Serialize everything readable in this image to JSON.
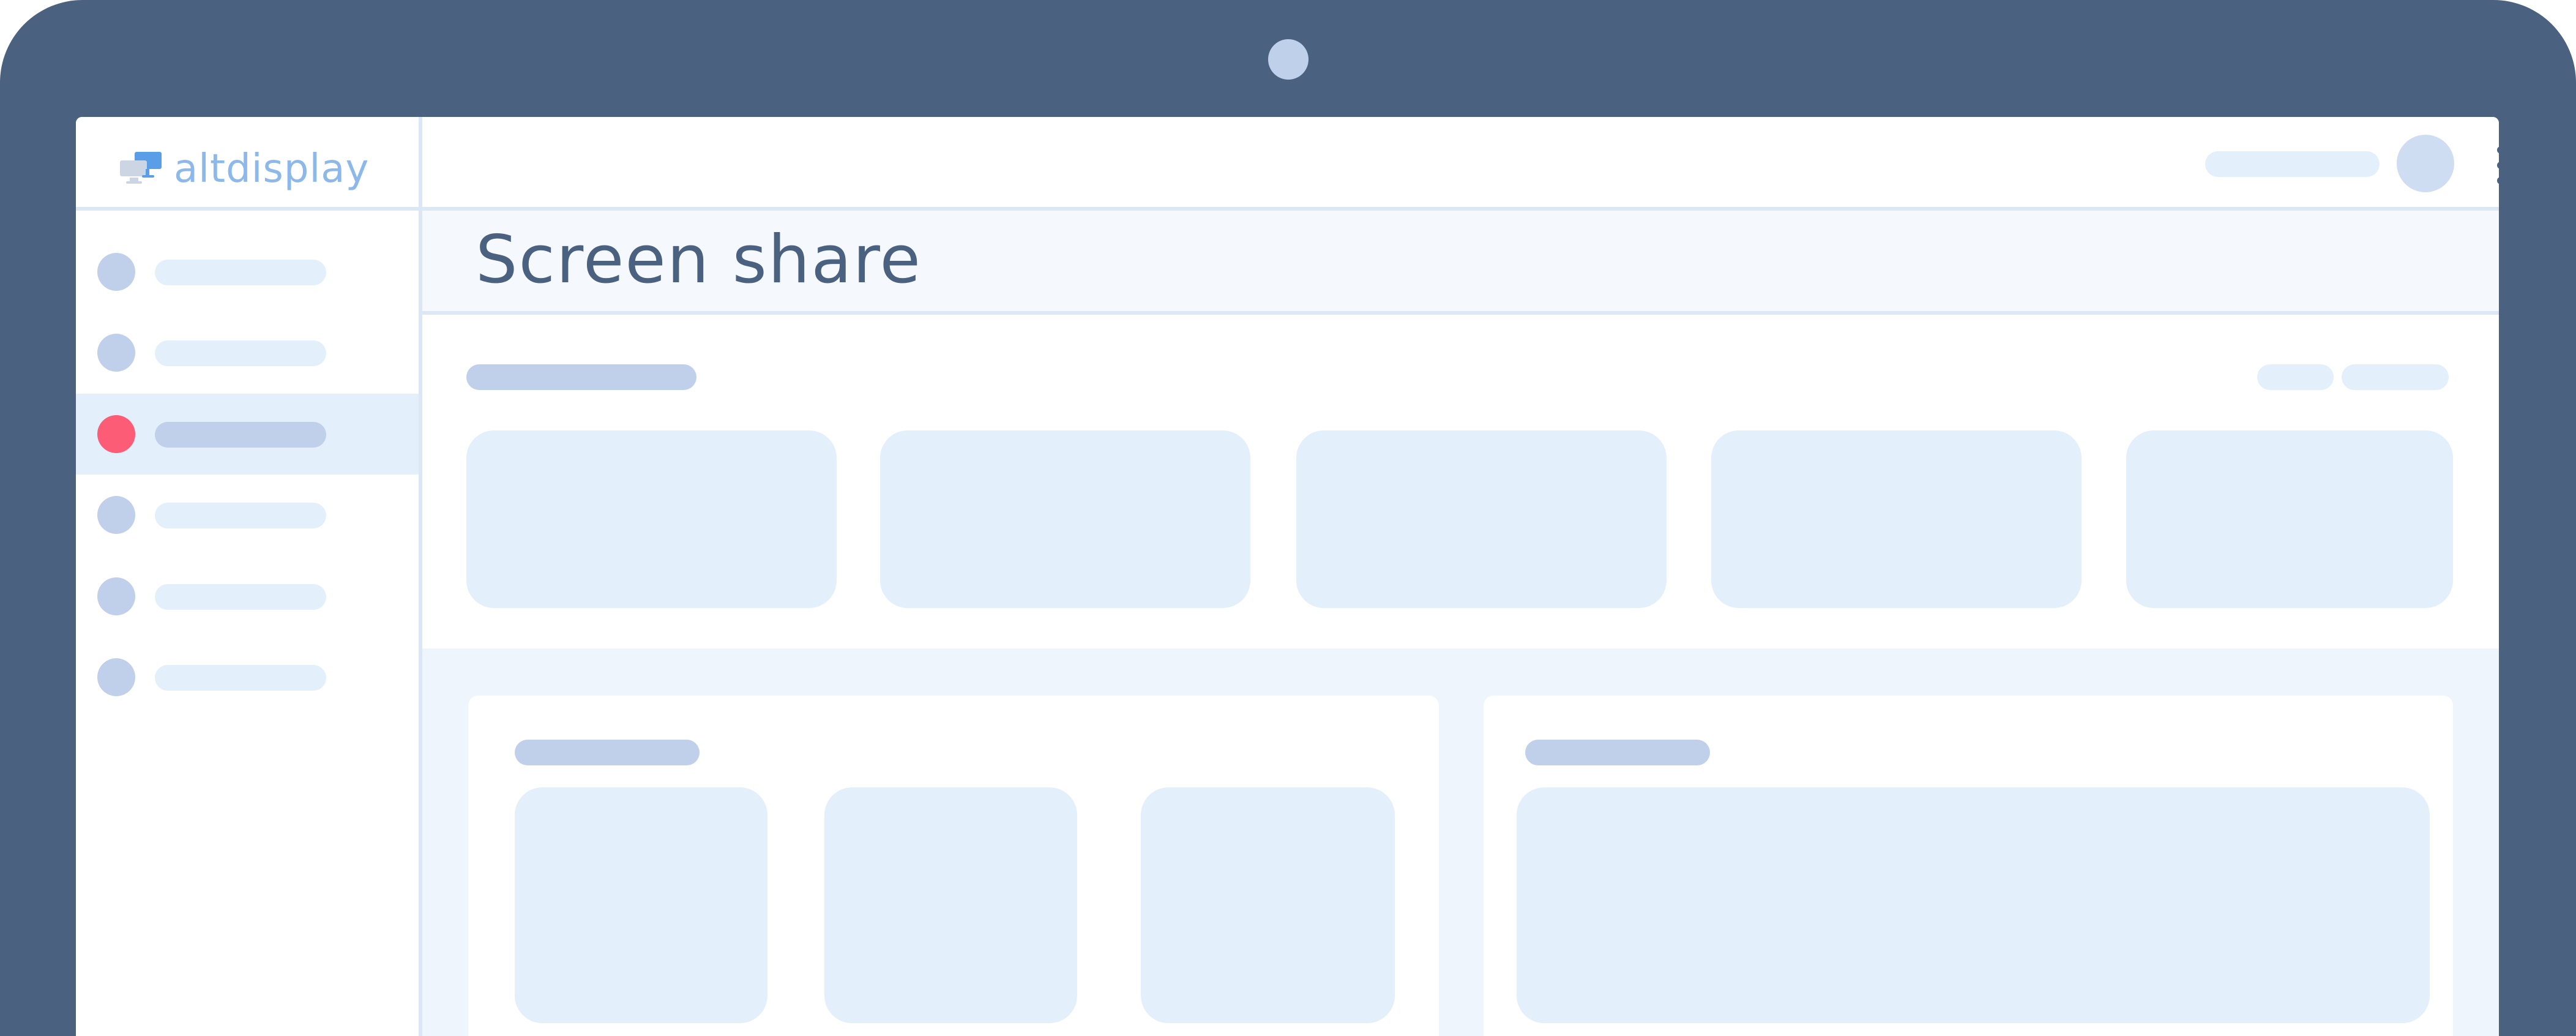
{
  "app": {
    "logo_text": "altdisplay",
    "page_title": "Screen share"
  },
  "sidebar": {
    "items": [
      {
        "active": false
      },
      {
        "active": false
      },
      {
        "active": true
      },
      {
        "active": false
      },
      {
        "active": false
      },
      {
        "active": false
      }
    ]
  },
  "colors": {
    "bezel": "#4b6180",
    "accent_active": "#fc5c76",
    "placeholder_light": "#e4effc",
    "placeholder_dark": "#c0d0ea",
    "logo": "#8db8ea"
  },
  "icons": {
    "logo": "altdisplay-logo-icon",
    "menu": "kebab-menu-icon"
  }
}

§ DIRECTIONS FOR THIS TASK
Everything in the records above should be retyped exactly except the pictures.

§ WORKED SOLUTION
Serialize everything readable in this image to JSON.
{
  "app": {
    "logo_text": "altdisplay",
    "page_title": "Screen share"
  },
  "sidebar": {
    "items": [
      {
        "active": false
      },
      {
        "active": false
      },
      {
        "active": true
      },
      {
        "active": false
      },
      {
        "active": false
      },
      {
        "active": false
      }
    ]
  },
  "colors": {
    "bezel": "#4b6180",
    "accent_active": "#fc5c76",
    "placeholder_light": "#e4effc",
    "placeholder_dark": "#c0d0ea",
    "logo": "#8db8ea"
  },
  "icons": {
    "logo": "altdisplay-logo-icon",
    "menu": "kebab-menu-icon"
  }
}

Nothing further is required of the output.